Barton Gellman on How Edward Snowden Strengthened American Democracy
In Conversation with Andrew Keen on the Keen On Podcast
Hosted by Andrew Keen, Keen On features conversations with some of the world’s leading thinkers and writers about the economic, political, and technological issues being discussed in the news, right now.
In this episode, Andrew is joined by Barton Gellman, author of Dark Mirror: Edward Snowden and the American Surveillance State, to discuss the top secret establishment of the surveillance state.
From the episode:
Barton Gellman: Snowden strengthened American democracy by limiting the power of government and by increasing transparency about what government was doing. The reason I called my book Dark Mirror is an analogy to one of those police interrogation rooms where the watchers can see you through the one-way mirror, but you can’t see them. The American government was watching us and we couldn’t see that they were doing so. Snowden made that mirror more transparent and gave us the ability to make our voices heard about whether we wanted that sort of thing or not.

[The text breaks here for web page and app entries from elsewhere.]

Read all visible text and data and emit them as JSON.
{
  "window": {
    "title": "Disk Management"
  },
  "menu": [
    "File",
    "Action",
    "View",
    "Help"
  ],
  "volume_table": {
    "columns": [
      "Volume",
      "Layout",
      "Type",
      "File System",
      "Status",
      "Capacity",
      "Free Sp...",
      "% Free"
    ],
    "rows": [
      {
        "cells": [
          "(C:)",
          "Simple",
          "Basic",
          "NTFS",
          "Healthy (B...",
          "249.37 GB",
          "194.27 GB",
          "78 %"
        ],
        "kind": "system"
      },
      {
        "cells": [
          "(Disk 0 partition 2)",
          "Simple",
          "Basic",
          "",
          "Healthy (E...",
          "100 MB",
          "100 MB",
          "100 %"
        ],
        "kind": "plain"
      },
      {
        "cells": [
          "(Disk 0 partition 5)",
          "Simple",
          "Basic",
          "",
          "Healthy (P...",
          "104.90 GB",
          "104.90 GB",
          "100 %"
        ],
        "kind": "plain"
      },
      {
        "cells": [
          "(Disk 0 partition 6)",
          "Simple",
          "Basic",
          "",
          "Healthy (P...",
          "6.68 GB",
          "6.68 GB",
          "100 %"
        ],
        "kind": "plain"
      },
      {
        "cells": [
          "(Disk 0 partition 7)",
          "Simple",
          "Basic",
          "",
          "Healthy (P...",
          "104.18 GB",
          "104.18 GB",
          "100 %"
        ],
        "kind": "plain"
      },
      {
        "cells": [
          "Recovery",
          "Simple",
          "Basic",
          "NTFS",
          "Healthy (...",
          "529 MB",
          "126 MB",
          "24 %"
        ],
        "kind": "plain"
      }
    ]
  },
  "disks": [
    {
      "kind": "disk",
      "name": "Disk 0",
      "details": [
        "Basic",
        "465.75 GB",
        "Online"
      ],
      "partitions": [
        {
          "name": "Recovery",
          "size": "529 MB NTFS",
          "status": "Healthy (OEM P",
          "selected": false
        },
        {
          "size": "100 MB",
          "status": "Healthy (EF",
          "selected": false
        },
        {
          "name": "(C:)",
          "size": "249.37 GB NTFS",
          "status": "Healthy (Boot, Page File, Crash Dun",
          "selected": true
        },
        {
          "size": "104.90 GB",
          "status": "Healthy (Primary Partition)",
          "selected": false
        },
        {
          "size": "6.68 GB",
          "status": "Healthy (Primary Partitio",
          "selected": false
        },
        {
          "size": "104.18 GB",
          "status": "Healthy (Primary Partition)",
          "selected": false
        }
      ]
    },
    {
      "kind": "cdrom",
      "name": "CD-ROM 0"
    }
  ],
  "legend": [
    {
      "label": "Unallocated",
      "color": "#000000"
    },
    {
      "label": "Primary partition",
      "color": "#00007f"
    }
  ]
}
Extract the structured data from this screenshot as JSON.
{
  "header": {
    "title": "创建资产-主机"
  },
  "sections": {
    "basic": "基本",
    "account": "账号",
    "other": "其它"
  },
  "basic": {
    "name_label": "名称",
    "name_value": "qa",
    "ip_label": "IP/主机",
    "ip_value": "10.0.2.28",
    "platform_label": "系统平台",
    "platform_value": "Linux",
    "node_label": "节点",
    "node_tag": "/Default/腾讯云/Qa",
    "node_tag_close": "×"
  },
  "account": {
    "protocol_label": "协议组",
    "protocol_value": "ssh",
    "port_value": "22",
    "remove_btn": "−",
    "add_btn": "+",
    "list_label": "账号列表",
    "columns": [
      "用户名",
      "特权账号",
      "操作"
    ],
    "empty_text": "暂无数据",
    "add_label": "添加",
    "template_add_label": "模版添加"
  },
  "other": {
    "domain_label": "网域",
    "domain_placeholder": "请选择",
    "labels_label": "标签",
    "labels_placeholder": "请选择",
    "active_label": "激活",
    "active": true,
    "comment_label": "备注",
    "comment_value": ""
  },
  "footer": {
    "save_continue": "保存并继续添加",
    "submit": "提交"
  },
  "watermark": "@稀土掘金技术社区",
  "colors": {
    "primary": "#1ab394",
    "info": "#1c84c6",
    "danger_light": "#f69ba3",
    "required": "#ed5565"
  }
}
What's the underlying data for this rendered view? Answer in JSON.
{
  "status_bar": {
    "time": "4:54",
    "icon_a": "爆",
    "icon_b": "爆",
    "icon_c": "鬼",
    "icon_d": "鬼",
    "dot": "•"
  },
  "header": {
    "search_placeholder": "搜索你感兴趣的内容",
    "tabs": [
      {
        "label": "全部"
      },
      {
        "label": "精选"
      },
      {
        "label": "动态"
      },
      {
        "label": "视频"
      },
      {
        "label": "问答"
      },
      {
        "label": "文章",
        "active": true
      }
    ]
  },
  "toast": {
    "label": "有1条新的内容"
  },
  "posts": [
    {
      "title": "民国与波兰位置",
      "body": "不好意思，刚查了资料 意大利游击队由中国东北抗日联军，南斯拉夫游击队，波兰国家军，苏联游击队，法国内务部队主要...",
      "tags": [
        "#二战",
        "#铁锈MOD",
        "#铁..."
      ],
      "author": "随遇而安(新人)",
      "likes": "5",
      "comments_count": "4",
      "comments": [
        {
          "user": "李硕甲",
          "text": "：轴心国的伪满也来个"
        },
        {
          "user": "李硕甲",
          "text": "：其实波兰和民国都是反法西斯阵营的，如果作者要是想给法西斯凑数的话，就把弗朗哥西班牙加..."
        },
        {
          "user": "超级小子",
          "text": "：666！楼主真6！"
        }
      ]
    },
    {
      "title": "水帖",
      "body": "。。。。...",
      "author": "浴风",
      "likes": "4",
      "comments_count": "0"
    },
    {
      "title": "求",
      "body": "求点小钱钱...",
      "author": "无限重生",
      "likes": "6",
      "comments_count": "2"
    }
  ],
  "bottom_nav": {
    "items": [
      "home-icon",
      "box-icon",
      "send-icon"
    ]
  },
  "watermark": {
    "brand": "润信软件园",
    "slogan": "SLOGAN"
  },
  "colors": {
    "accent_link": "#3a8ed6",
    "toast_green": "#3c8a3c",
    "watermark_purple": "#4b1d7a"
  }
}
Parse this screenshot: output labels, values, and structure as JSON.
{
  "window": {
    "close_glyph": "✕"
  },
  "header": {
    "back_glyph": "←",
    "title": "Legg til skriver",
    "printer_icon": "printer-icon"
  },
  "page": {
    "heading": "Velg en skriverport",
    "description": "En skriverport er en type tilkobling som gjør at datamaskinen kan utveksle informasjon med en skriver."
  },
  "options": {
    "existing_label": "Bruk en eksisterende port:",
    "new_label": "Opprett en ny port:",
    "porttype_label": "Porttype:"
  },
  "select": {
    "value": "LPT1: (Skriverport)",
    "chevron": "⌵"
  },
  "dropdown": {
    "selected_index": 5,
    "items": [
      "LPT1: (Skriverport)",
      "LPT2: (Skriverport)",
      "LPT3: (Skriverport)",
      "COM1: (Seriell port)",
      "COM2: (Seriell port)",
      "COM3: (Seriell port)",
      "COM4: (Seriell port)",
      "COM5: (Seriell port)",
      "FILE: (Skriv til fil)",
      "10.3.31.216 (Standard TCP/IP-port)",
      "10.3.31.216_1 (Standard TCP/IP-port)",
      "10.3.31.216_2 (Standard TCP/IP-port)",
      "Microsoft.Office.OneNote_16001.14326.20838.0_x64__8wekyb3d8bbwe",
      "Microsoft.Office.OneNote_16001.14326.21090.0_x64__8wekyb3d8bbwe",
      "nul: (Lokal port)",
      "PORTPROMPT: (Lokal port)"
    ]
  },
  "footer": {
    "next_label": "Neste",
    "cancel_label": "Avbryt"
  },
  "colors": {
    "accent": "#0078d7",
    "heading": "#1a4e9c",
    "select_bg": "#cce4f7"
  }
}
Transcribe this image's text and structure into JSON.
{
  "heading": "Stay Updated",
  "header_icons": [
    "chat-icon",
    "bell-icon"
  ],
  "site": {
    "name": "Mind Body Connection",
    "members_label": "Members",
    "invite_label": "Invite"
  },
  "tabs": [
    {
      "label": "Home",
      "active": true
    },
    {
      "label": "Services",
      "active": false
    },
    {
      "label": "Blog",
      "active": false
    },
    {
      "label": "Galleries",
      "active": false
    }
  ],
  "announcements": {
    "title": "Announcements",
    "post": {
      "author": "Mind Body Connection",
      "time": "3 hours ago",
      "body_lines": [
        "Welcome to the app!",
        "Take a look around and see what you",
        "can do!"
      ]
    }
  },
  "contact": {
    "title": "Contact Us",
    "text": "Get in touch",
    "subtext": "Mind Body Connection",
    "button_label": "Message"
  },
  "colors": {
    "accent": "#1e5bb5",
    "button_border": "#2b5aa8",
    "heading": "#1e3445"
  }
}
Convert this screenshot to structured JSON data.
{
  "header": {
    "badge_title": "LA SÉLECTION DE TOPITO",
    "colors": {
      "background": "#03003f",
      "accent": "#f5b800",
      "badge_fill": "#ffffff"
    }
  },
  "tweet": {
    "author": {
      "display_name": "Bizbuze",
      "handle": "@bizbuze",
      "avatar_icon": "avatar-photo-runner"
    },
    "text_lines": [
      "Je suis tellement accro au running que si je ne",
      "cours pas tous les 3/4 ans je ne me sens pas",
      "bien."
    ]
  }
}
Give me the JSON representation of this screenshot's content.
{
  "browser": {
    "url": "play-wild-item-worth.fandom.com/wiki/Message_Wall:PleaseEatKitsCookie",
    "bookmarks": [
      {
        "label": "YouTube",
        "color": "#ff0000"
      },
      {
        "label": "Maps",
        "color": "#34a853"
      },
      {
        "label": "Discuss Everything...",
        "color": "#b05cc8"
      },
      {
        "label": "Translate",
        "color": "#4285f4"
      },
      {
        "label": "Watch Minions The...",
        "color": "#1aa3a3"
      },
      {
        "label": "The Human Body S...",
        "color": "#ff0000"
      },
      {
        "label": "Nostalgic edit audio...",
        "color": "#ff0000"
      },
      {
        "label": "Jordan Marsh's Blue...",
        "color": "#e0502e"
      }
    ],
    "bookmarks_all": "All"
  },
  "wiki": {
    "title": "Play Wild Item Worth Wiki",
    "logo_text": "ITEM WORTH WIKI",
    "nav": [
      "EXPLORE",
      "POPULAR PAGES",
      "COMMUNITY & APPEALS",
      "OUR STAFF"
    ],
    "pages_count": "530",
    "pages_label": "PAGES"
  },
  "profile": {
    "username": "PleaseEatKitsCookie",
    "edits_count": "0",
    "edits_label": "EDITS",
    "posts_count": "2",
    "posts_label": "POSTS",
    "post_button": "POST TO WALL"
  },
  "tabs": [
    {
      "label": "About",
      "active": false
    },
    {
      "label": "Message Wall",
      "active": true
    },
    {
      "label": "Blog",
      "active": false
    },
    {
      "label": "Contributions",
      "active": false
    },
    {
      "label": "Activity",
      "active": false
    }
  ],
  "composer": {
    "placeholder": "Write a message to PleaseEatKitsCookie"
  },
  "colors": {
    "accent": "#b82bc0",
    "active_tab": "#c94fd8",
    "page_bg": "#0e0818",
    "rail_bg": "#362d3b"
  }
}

It’s very interesting, Trump’s relationship with surveillance is one in which he accused his predecessor of spying on him. This was always nonsense, never demonstrated at all. But Trump’s MO has often been that if he accuses someone of some wrongdoing, it’s because he’s done it himself or is thinking of doing it. I always wondered whether he would abuse the powers of the surveillance state and never saw much evidence that he had done so.
Barton Gellman is a Pulitzer Prize and Emmy Award-winning journalist. Since 2013 he has been a senior fellow at the Century Foundation. During 21 years at the Washington Post he served tours as legal, military, diplomatic, and foreign correspondent. He has taught courses at Princeton on nonfiction writing, investigative reporting and national security secrecy. His bestselling Angler: The Cheney Vice Presidency won the Los Angeles Times Book Prize and was a New York Times Best Book of 2008.